• TASK DIRECTIONS: Set the whole listing down again exactly as written.

# # #

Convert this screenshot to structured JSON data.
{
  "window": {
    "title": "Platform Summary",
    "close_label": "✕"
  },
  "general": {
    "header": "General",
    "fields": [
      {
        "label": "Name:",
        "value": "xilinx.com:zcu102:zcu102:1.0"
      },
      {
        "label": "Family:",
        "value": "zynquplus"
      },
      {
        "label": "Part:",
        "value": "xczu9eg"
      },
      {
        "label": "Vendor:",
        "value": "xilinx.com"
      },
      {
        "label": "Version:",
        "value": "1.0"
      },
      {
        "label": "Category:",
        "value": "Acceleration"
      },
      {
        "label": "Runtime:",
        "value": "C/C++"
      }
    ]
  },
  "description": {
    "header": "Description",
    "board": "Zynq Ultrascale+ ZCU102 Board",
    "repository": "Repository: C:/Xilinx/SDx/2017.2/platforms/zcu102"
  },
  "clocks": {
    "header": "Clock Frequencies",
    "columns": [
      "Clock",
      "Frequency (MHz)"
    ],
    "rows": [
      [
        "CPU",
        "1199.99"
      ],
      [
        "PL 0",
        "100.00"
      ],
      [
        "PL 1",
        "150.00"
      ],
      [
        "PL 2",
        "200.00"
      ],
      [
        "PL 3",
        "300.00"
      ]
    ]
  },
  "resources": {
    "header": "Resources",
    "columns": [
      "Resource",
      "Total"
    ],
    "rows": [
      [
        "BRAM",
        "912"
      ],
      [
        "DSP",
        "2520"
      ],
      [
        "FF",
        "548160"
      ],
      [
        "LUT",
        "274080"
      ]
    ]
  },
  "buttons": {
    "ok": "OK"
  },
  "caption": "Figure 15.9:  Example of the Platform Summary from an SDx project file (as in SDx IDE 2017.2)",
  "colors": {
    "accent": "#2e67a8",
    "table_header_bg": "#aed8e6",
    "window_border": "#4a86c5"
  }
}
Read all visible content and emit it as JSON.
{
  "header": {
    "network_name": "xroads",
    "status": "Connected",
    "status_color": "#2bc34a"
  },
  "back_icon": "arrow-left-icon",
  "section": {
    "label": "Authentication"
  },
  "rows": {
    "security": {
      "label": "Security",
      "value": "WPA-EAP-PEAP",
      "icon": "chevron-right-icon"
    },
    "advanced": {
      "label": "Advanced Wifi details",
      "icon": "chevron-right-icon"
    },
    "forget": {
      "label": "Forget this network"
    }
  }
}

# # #

• OUTPUT OF THE EXERCISE:
Convert this screenshot to structured JSON data.
{
  "window": {
    "title": "Platform Summary",
    "close_label": "✕"
  },
  "general": {
    "header": "General",
    "fields": [
      {
        "label": "Name:",
        "value": "xilinx.com:zcu102:zcu102:1.0"
      },
      {
        "label": "Family:",
        "value": "zynquplus"
      },
      {
        "label": "Part:",
        "value": "xczu9eg"
      },
      {
        "label": "Vendor:",
        "value": "xilinx.com"
      },
      {
        "label": "Version:",
        "value": "1.0"
      },
      {
        "label": "Category:",
        "value": "Acceleration"
      },
      {
        "label": "Runtime:",
        "value": "C/C++"
      }
    ]
  },
  "description": {
    "header": "Description",
    "board": "Zynq Ultrascale+ ZCU102 Board",
    "repository": "Repository: C:/Xilinx/SDx/2017.2/platforms/zcu102"
  },
  "clocks": {
    "header": "Clock Frequencies",
    "columns": [
      "Clock",
      "Frequency (MHz)"
    ],
    "rows": [
      [
        "CPU",
        "1199.99"
      ],
      [
        "PL 0",
        "100.00"
      ],
      [
        "PL 1",
        "150.00"
      ],
      [
        "PL 2",
        "200.00"
      ],
      [
        "PL 3",
        "300.00"
      ]
    ]
  },
  "resources": {
    "header": "Resources",
    "columns": [
      "Resource",
      "Total"
    ],
    "rows": [
      [
        "BRAM",
        "912"
      ],
      [
        "DSP",
        "2520"
      ],
      [
        "FF",
        "548160"
      ],
      [
        "LUT",
        "274080"
      ]
    ]
  },
  "buttons": {
    "ok": "OK"
  },
  "caption": "Figure 15.9:  Example of the Platform Summary from an SDx project file (as in SDx IDE 2017.2)",
  "colors": {
    "accent": "#2e67a8",
    "table_header_bg": "#aed8e6",
    "window_border": "#4a86c5"
  }
}
Read all visible content and emit it as JSON.
{
  "header": {
    "network_name": "xroads",
    "status": "Connected",
    "status_color": "#2bc34a"
  },
  "back_icon": "arrow-left-icon",
  "section": {
    "label": "Authentication"
  },
  "rows": {
    "security": {
      "label": "Security",
      "value": "WPA-EAP-PEAP",
      "icon": "chevron-right-icon"
    },
    "advanced": {
      "label": "Advanced Wifi details",
      "icon": "chevron-right-icon"
    },
    "forget": {
      "label": "Forget this network"
    }
  }
}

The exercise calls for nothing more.